A journey south-west from Lucknow towards Jhansi is a bit like going into a different universe. Once Lucknow and Kanpur are left behind, there are no more large cities, the greens and browns of the countryside become the dominating colours, there are more trucks and tractors than cars on the road and the air is cleaner, more breathable. A little more than half-way on this journey, after crossing a traffic-jammed bridge which seems to shudder with the crossing of every heavy vehicle, the town of Kalpi is arrived at.
At first glance, Kalpi is an utterly nondescript town that a visitor would be best advised to whiz through. However, to those with an inclination towards history and heritage, there are enough nuggets of the past to occupy several hours. The Archaeological Survey of India (ASI) website says that a ‘Chaurasi Tomb of Lodi Badshah’ lies in Kalpi. This is intriguing, and not just because a ‘Badshah’ came to be buried in dusty Kalpi. The Lodi dynasty, coming at the tail-end of the Sultanate period in Indian History, is well-known with three rulers. Of the three, two are buried in Delhi and the third and last ruler, Ibrahim Lodi, fell in battle at Panipat in 1526. Which makes one wonder about the identity of the mysterious badshah buried at Kalpi.

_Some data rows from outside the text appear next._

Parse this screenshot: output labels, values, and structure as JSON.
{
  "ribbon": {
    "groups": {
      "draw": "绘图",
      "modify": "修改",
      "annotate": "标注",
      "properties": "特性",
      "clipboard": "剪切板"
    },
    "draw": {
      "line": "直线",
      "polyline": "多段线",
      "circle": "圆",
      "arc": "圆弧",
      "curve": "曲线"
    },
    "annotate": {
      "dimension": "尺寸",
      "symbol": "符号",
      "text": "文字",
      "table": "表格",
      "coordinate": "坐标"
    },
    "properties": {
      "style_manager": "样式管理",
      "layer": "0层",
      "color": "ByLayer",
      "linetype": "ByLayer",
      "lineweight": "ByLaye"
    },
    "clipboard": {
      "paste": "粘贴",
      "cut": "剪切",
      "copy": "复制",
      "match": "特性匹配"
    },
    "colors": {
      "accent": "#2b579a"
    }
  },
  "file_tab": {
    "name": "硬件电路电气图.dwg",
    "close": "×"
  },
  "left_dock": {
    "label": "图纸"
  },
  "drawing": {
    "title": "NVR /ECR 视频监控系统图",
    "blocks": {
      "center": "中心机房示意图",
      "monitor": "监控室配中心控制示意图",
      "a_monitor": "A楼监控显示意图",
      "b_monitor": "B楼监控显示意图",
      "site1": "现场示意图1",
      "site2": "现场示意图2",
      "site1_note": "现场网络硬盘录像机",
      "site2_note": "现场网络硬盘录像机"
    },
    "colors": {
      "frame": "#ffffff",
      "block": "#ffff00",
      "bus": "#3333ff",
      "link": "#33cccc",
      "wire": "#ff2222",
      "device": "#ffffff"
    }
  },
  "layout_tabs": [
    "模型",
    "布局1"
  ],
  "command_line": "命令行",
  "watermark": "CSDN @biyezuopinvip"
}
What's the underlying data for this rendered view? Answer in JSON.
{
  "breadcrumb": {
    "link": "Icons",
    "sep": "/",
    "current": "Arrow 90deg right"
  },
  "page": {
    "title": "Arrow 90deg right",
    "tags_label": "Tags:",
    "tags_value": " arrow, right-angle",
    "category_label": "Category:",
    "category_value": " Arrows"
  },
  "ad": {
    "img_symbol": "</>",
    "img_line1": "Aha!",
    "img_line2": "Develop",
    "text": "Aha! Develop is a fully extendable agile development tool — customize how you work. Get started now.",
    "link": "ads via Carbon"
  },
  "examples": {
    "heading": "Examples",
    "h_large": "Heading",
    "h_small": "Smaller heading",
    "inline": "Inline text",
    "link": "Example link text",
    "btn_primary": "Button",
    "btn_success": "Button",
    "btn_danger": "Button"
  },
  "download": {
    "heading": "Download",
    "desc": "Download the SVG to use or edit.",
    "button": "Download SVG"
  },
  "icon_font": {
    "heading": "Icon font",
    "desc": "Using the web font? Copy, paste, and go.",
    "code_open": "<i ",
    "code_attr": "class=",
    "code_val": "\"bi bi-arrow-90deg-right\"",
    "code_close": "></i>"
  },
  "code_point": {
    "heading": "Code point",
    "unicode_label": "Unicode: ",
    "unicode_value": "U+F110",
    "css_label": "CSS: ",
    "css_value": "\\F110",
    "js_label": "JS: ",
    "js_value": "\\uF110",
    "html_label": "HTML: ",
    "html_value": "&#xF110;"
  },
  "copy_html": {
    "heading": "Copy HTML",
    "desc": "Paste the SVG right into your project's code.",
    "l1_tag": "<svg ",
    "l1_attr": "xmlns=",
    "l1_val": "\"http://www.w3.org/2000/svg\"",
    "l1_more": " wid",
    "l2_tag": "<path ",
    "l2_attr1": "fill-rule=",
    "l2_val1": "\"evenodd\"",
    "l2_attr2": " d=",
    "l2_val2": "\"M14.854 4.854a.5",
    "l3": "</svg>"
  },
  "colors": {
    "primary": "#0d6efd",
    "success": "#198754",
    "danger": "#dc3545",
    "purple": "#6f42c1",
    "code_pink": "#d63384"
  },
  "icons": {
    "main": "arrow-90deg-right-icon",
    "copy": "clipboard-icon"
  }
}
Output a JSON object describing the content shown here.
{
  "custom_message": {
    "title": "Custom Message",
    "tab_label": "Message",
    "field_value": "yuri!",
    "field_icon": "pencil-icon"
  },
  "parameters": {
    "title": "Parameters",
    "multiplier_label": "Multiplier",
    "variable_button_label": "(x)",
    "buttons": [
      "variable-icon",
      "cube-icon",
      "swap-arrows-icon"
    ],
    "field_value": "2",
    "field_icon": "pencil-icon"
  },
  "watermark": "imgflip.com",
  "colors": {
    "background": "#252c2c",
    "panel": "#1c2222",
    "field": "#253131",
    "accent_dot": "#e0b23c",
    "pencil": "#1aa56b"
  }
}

The tomb lies alongside the highway, just outside the town. Locals, oblivious to the Lodi identity of the tomb’s occupant, simply call the structure Chaurasi Gumbad, though the building does not seem to have eighty-four domes. As Lodi tombs go, this one is quite unique in design. All Lodi tombs that I have seen earlier, as well as the Sur tombs of the same period, follow an octagonal design. The Kalpi tomb, however, is square in design. Each of the four sides of the tomb is punctuated by seven arched doorways. The main structure of the tomb is surrounded by a dwarf wall. The entire complex is demarcated by a higher stone wall, now partially ruined.
The tomb has been restored in part by the ASI, from the front and to some extent, from the inside. The sides and the back are in a state of disrepair. If this is a phased restoration, it seems to be a long project by the look of things. Every now and again, folks stop by and offer prayers over the gravestones inside the tomb. When someone is praying at the graves, time seems to truly stand still. A little research reveals the identity of the tomb’s occupant as being Jalal Khan, a brother of Ibrahim Lodi. Jalal had, for a time, tried to set himself up as a parallel authority to his brother, with his capital at Jaunpur. Ultimately, Ibrahim prevailed and Jalal returned to Kalpi, his old fiefdom. Post his death, he was buried in this tomb. From Jalal’s failed attempt at becoming a badshah is drawn the popular name of the tomb.
A curious visitor who walks to the back of the tomb would be richly rewarded. Nothing on the ASI website reveals that the tomb is not in isolation but is, in fact, the tip of a very large Islamic necropolis which seems to span several kilometres. A drive through a road nearby takes one into the midst of the necropolis. There are more than fifty tombs around, seemingly built in a random manner. According to historical records, most of them belong to the Sayyid and Lodi dynasty periods. Most are in a ruined state and crumbling. Not even one is protected nor does the local population seem interested in their upkeep. In fact, the necropolis is still in use with the locals continuing to bury their dead wherever space is available. The space available by the necropolis seems even greater than the land under cultivation here. Incredible!
Kalpi’s heritage goes beyond the necropolis though. With stone tools and other remains being found along the Yamuna here, scholars have claimed that human habitation at Kalpi dates back thousands of years. It also finds mention in Hindu mythology with the belief that the rishi Ved Vyasa was born here. There is a Ved Vyasa temple in the town although the structure is a relatively recent construction. Some accounts also say that Mughal Emperor Akbar’s minister Birbal was born in Kalpi.
Not to be left behind, the British also arrived in Kalpi, capturing the town in 1802 from the Marathas and making it part of Bundelkhand Agency. The 1857 Mutiny saw the town witness heavy fighting with the sepoys of an infantry battalion stationed here rising against their officers. The conflict saw the population of the town drop from over a lakh to below 10,000. It was in Kalpi that the legendry Rani Laxmibai and Tatya Tope joined forces against the British. Eventually, Sir Hugh Rose’s troops recaptured the town in 1858. There is a British cemetery in another part of the town, with most of the tombstones broken. Nearby is a government rest house with a domed structure inside – its purpose unknown. Not far away are the remains of Kalpi fort, overlooking the Yamuna. In another part of the town is a 225-ft tower called the Lanka Minar. Built under the patronage of a wealthy citizen in 1885, it is embellished with scenes from the Ramayana. Just another unexpected fragment of heritage in Kalpi!